EXERCISE DIRECTIONS:
Tally up the lines below that carry the word "letters", answering with the figure alone.
··········
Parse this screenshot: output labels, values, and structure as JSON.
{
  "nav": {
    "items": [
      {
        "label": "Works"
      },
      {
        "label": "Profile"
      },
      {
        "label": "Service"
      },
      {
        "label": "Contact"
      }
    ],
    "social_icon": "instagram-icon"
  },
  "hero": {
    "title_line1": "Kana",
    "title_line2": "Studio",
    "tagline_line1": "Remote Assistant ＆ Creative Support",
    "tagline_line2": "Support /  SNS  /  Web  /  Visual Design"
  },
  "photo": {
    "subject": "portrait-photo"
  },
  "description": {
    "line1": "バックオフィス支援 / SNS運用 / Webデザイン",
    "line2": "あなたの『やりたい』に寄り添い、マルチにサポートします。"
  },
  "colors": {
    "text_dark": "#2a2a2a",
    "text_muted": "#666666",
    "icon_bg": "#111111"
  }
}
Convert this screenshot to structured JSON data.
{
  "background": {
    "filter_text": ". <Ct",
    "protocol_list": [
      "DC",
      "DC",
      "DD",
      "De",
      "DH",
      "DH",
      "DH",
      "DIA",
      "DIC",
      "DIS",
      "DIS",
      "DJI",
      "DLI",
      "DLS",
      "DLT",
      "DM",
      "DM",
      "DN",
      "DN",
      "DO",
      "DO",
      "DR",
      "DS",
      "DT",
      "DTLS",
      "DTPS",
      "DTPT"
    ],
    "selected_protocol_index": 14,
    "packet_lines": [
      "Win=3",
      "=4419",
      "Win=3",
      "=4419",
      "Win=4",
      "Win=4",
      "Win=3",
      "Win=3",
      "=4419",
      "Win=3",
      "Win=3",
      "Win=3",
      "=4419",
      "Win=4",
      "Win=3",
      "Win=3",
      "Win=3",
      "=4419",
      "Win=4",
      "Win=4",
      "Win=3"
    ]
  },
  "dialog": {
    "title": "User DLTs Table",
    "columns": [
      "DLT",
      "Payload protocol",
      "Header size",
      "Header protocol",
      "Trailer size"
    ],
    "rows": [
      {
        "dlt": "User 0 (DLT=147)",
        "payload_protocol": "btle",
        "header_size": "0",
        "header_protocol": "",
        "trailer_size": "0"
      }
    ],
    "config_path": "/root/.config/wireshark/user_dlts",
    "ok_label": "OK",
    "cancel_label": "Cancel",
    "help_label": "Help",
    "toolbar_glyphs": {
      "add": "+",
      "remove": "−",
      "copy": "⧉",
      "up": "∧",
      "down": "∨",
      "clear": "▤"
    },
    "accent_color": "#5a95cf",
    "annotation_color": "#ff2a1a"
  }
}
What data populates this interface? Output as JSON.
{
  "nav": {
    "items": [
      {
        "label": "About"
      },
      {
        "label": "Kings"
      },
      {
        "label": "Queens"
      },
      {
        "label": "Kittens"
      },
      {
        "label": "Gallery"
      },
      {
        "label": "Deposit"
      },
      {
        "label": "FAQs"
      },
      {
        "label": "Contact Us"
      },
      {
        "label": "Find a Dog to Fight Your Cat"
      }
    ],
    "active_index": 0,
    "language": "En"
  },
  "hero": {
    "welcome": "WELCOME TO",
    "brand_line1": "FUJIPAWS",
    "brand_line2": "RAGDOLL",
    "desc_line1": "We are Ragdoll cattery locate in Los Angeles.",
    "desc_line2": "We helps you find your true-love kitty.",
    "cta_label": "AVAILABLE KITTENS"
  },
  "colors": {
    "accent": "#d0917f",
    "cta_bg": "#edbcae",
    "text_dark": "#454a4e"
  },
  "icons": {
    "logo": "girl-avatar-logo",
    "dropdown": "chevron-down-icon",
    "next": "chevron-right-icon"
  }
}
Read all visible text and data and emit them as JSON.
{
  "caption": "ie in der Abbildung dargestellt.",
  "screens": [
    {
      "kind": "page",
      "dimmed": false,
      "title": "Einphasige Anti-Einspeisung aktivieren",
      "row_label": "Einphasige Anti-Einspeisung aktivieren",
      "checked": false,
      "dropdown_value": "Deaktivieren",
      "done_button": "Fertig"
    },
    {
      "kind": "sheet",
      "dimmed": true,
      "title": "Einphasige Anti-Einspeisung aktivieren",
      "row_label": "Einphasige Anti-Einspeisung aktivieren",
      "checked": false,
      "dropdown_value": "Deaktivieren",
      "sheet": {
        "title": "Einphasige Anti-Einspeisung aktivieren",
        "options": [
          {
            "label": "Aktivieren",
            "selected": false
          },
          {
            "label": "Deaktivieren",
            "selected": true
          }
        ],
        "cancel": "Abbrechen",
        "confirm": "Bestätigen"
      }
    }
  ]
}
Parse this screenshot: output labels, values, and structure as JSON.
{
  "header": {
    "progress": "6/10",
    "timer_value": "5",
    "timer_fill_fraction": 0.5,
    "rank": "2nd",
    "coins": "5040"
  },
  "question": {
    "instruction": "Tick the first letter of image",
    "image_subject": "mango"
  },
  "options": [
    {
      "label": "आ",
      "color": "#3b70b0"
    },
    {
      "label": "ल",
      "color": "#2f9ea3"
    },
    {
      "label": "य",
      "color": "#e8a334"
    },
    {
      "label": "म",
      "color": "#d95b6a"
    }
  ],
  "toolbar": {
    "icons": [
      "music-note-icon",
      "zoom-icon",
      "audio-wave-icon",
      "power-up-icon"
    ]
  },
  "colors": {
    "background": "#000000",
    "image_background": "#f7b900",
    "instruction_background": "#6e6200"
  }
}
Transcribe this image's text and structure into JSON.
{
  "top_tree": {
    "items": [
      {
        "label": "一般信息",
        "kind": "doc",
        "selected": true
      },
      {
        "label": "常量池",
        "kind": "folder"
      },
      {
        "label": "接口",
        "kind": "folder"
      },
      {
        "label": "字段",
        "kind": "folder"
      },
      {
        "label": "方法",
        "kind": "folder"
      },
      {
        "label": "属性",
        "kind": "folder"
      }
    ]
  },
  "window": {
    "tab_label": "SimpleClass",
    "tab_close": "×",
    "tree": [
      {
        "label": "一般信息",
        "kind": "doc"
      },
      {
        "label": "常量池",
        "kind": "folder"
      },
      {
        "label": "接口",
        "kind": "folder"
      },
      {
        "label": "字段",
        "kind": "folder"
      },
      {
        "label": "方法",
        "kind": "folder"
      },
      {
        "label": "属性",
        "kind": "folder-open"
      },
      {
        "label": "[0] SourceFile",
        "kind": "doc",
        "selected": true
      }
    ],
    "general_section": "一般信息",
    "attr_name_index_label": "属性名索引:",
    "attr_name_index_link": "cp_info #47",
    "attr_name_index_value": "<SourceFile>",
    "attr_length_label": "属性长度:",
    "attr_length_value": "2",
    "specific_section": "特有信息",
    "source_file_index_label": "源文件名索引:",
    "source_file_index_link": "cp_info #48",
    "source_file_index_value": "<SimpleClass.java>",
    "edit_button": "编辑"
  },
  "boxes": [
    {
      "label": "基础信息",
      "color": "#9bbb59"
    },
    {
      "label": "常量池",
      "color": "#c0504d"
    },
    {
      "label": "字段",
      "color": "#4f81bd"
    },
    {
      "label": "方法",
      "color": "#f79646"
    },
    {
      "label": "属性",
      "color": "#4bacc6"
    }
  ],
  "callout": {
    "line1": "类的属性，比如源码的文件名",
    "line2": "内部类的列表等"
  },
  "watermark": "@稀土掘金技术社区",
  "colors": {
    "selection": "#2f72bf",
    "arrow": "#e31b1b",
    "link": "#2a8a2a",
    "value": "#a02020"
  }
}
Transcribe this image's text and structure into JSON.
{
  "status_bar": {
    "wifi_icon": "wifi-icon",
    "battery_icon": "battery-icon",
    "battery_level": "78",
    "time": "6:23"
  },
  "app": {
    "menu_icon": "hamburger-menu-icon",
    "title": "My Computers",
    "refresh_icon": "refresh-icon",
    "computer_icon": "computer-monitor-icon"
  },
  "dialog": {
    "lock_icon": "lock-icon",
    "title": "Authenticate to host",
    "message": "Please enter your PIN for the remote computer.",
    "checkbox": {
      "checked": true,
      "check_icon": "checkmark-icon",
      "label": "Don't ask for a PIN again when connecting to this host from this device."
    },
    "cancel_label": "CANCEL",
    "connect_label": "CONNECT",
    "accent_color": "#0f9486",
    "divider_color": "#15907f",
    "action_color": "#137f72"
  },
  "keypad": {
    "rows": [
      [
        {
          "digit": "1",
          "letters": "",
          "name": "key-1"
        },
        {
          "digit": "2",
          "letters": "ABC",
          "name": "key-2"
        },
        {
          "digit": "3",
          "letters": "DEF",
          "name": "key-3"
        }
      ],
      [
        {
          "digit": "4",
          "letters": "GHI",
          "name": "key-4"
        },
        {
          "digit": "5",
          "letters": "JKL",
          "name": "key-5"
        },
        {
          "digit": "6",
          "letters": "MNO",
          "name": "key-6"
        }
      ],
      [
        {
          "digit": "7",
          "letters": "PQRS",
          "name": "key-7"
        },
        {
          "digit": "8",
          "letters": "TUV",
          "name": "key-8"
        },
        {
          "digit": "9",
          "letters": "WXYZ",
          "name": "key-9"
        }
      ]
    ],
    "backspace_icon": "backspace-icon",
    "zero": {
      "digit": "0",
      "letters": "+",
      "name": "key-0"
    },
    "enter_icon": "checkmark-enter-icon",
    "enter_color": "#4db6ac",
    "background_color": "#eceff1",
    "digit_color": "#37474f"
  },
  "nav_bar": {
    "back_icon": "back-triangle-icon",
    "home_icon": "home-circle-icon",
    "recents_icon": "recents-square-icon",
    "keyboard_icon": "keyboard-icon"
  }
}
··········
SOLUTION:
10